___ Information supplied ___

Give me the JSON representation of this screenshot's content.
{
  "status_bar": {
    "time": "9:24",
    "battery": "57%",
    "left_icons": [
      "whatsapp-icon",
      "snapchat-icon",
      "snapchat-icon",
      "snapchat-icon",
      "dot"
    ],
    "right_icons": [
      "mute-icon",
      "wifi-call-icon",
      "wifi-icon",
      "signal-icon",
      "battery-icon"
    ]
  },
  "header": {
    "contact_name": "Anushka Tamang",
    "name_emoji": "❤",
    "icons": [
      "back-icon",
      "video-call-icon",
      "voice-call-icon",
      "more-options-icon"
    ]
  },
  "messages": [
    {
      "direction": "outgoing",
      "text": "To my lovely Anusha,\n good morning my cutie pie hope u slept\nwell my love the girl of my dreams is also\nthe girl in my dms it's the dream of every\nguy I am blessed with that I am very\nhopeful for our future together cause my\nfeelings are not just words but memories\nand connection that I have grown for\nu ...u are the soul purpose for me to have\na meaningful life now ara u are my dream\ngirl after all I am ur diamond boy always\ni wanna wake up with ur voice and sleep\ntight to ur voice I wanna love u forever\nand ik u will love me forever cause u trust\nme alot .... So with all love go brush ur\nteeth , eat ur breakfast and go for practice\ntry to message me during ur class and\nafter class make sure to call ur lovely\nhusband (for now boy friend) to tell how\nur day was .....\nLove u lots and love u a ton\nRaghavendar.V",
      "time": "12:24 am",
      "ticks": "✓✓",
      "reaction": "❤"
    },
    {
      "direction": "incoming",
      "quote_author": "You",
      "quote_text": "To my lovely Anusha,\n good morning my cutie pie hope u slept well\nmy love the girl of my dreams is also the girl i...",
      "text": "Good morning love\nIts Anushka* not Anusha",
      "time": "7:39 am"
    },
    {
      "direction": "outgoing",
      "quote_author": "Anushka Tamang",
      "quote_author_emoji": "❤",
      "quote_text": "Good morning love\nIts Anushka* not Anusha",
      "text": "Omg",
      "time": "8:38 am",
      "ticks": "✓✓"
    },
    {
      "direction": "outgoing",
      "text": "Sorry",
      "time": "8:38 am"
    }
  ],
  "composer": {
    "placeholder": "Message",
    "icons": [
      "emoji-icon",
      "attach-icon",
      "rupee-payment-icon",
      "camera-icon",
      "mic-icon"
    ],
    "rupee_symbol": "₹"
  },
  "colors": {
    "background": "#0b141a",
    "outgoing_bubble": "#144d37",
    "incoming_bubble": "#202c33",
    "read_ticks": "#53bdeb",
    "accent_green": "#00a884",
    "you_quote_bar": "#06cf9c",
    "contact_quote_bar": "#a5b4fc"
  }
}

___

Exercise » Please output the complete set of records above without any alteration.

Answer to this task »
Give me the JSON representation of this screenshot's content.
{
  "status_bar": {
    "time": "9:24",
    "battery": "57%",
    "left_icons": [
      "whatsapp-icon",
      "snapchat-icon",
      "snapchat-icon",
      "snapchat-icon",
      "dot"
    ],
    "right_icons": [
      "mute-icon",
      "wifi-call-icon",
      "wifi-icon",
      "signal-icon",
      "battery-icon"
    ]
  },
  "header": {
    "contact_name": "Anushka Tamang",
    "name_emoji": "❤",
    "icons": [
      "back-icon",
      "video-call-icon",
      "voice-call-icon",
      "more-options-icon"
    ]
  },
  "messages": [
    {
      "direction": "outgoing",
      "text": "To my lovely Anusha,\n good morning my cutie pie hope u slept\nwell my love the girl of my dreams is also\nthe girl in my dms it's the dream of every\nguy I am blessed with that I am very\nhopeful for our future together cause my\nfeelings are not just words but memories\nand connection that I have grown for\nu ...u are the soul purpose for me to have\na meaningful life now ara u are my dream\ngirl after all I am ur diamond boy always\ni wanna wake up with ur voice and sleep\ntight to ur voice I wanna love u forever\nand ik u will love me forever cause u trust\nme alot .... So with all love go brush ur\nteeth , eat ur breakfast and go for practice\ntry to message me during ur class and\nafter class make sure to call ur lovely\nhusband (for now boy friend) to tell how\nur day was .....\nLove u lots and love u a ton\nRaghavendar.V",
      "time": "12:24 am",
      "ticks": "✓✓",
      "reaction": "❤"
    },
    {
      "direction": "incoming",
      "quote_author": "You",
      "quote_text": "To my lovely Anusha,\n good morning my cutie pie hope u slept well\nmy love the girl of my dreams is also the girl i...",
      "text": "Good morning love\nIts Anushka* not Anusha",
      "time": "7:39 am"
    },
    {
      "direction": "outgoing",
      "quote_author": "Anushka Tamang",
      "quote_author_emoji": "❤",
      "quote_text": "Good morning love\nIts Anushka* not Anusha",
      "text": "Omg",
      "time": "8:38 am",
      "ticks": "✓✓"
    },
    {
      "direction": "outgoing",
      "text": "Sorry",
      "time": "8:38 am"
    }
  ],
  "composer": {
    "placeholder": "Message",
    "icons": [
      "emoji-icon",
      "attach-icon",
      "rupee-payment-icon",
      "camera-icon",
      "mic-icon"
    ],
    "rupee_symbol": "₹"
  },
  "colors": {
    "background": "#0b141a",
    "outgoing_bubble": "#144d37",
    "incoming_bubble": "#202c33",
    "read_ticks": "#53bdeb",
    "accent_green": "#00a884",
    "you_quote_bar": "#06cf9c",
    "contact_quote_bar": "#a5b4fc"
  }
}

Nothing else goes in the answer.